An exact copy of the entries below is needed, with every picture left out.

Source data
* * *

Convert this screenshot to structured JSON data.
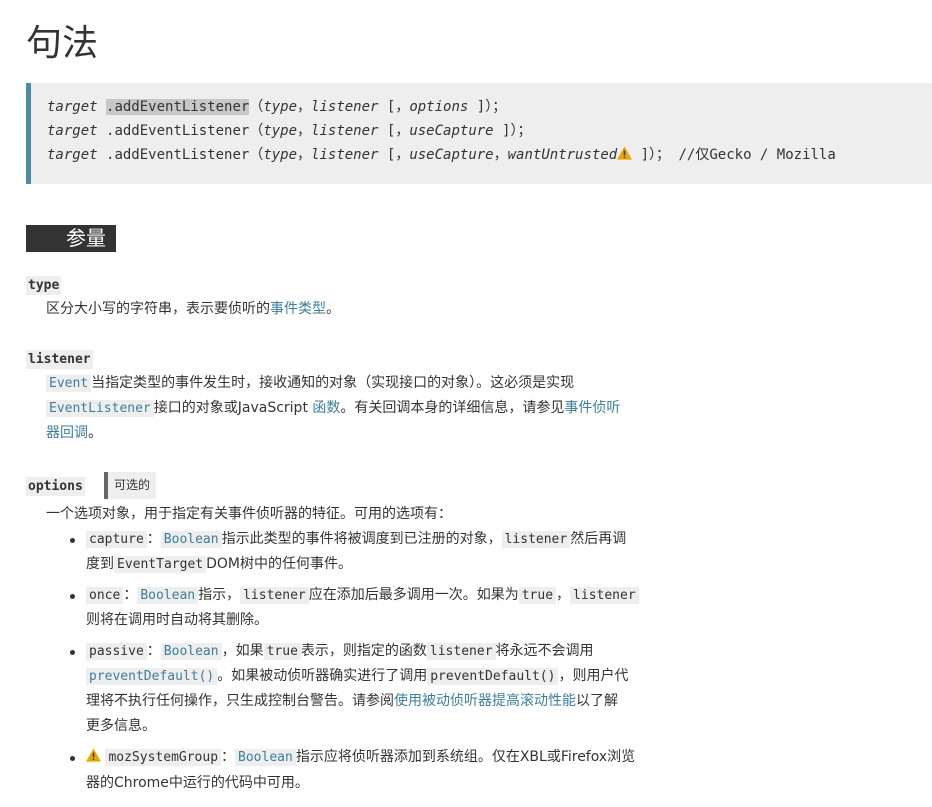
{
  "heading": "句法",
  "syntax": {
    "lines": [
      {
        "target": "target",
        "method": ".addEventListener",
        "open": "（",
        "p1": "type",
        "sep1": "，",
        "p2": "listener",
        "bracket": " [，",
        "p3": "options",
        "close": " ]）；",
        "extra": ""
      },
      {
        "target": "target",
        "method": ".addEventListener",
        "open": "（",
        "p1": "type",
        "sep1": "，",
        "p2": "listener",
        "bracket": " [，",
        "p3": "useCapture",
        "close": " ]）；",
        "extra": ""
      },
      {
        "target": "target",
        "method": ".addEventListener",
        "open": "（",
        "p1": "type",
        "sep1": "，",
        "p2": "listener",
        "bracket": " [，",
        "p3": "useCapture",
        "sep3": "，",
        "p4": "wantUntrusted",
        "close": " ]）；",
        "extra": " //仅Gecko / Mozilla"
      }
    ]
  },
  "params_heading": "参量",
  "type": {
    "term": "type",
    "text": "区分大小写的字符串，表示要侦听的",
    "link": "事件类型",
    "end": "。"
  },
  "listener": {
    "term": "listener",
    "code1": "Event",
    "t1": "当指定类型的事件发生时，接收通知的对象（实现接口的对象）。这必须是实现",
    "code2": "EventListener",
    "t2": "接口的对象或JavaScript ",
    "link1": "函数",
    "t3": "。有关回调本身的详细信息，请参见",
    "link2a": "事件侦听",
    "link2b": "器回调",
    "t4": "。"
  },
  "options": {
    "term": "options",
    "optional": "可选的",
    "intro": "一个选项对象，用于指定有关事件侦听器的特征。可用的选项有：",
    "capture": {
      "code": "capture",
      "colon": "：",
      "type": "Boolean",
      "t1": "指示此类型的事件将被调度到已注册的对象，",
      "code2": "listener",
      "t2": "然后再调",
      "t3": "度到",
      "code3": "EventTarget",
      "t4": "DOM树中的任何事件。"
    },
    "once": {
      "code": "once",
      "colon": "：",
      "type": "Boolean",
      "t1": "指示，",
      "code2": "listener",
      "t2": "应在添加后最多调用一次。如果为",
      "code3": "true",
      "t3": "，",
      "code4": "listener",
      "t4": "则将在调用时自动将其删除。"
    },
    "passive": {
      "code": "passive",
      "colon": "：",
      "type": "Boolean",
      "t1": "，如果",
      "code2": "true",
      "t2": "表示，则指定的函数",
      "code3": "listener",
      "t3": "将永远不会调用",
      "code4": "preventDefault()",
      "t4": "。如果被动侦听器确实进行了调用",
      "code5": "preventDefault()",
      "t5": "，则用户代",
      "t6": "理将不执行任何操作，只生成控制台警告。请参阅",
      "link": "使用被动侦听器提高滚动性能",
      "t7": "以了解",
      "t8": "更多信息。"
    },
    "mozSystemGroup": {
      "code": "mozSystemGroup",
      "colon": "：",
      "type": "Boolean",
      "t1": "指示应将侦听器添加到系统组。仅在XBL或Firefox浏览",
      "t2": "器的Chrome中运行的代码中可用。"
    }
  }
}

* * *

Answer space
Convert this screenshot to structured JSON data.
{
  "heading": "句法",
  "syntax": {
    "lines": [
      {
        "target": "target",
        "method": ".addEventListener",
        "open": "（",
        "p1": "type",
        "sep1": "，",
        "p2": "listener",
        "bracket": " [，",
        "p3": "options",
        "close": " ]）；",
        "extra": ""
      },
      {
        "target": "target",
        "method": ".addEventListener",
        "open": "（",
        "p1": "type",
        "sep1": "，",
        "p2": "listener",
        "bracket": " [，",
        "p3": "useCapture",
        "close": " ]）；",
        "extra": ""
      },
      {
        "target": "target",
        "method": ".addEventListener",
        "open": "（",
        "p1": "type",
        "sep1": "，",
        "p2": "listener",
        "bracket": " [，",
        "p3": "useCapture",
        "sep3": "，",
        "p4": "wantUntrusted",
        "close": " ]）；",
        "extra": " //仅Gecko / Mozilla"
      }
    ]
  },
  "params_heading": "参量",
  "type": {
    "term": "type",
    "text": "区分大小写的字符串，表示要侦听的",
    "link": "事件类型",
    "end": "。"
  },
  "listener": {
    "term": "listener",
    "code1": "Event",
    "t1": "当指定类型的事件发生时，接收通知的对象（实现接口的对象）。这必须是实现",
    "code2": "EventListener",
    "t2": "接口的对象或JavaScript ",
    "link1": "函数",
    "t3": "。有关回调本身的详细信息，请参见",
    "link2a": "事件侦听",
    "link2b": "器回调",
    "t4": "。"
  },
  "options": {
    "term": "options",
    "optional": "可选的",
    "intro": "一个选项对象，用于指定有关事件侦听器的特征。可用的选项有：",
    "capture": {
      "code": "capture",
      "colon": "：",
      "type": "Boolean",
      "t1": "指示此类型的事件将被调度到已注册的对象，",
      "code2": "listener",
      "t2": "然后再调",
      "t3": "度到",
      "code3": "EventTarget",
      "t4": "DOM树中的任何事件。"
    },
    "once": {
      "code": "once",
      "colon": "：",
      "type": "Boolean",
      "t1": "指示，",
      "code2": "listener",
      "t2": "应在添加后最多调用一次。如果为",
      "code3": "true",
      "t3": "，",
      "code4": "listener",
      "t4": "则将在调用时自动将其删除。"
    },
    "passive": {
      "code": "passive",
      "colon": "：",
      "type": "Boolean",
      "t1": "，如果",
      "code2": "true",
      "t2": "表示，则指定的函数",
      "code3": "listener",
      "t3": "将永远不会调用",
      "code4": "preventDefault()",
      "t4": "。如果被动侦听器确实进行了调用",
      "code5": "preventDefault()",
      "t5": "，则用户代",
      "t6": "理将不执行任何操作，只生成控制台警告。请参阅",
      "link": "使用被动侦听器提高滚动性能",
      "t7": "以了解",
      "t8": "更多信息。"
    },
    "mozSystemGroup": {
      "code": "mozSystemGroup",
      "colon": "：",
      "type": "Boolean",
      "t1": "指示应将侦听器添加到系统组。仅在XBL或Firefox浏览",
      "t2": "器的Chrome中运行的代码中可用。"
    }
  }
}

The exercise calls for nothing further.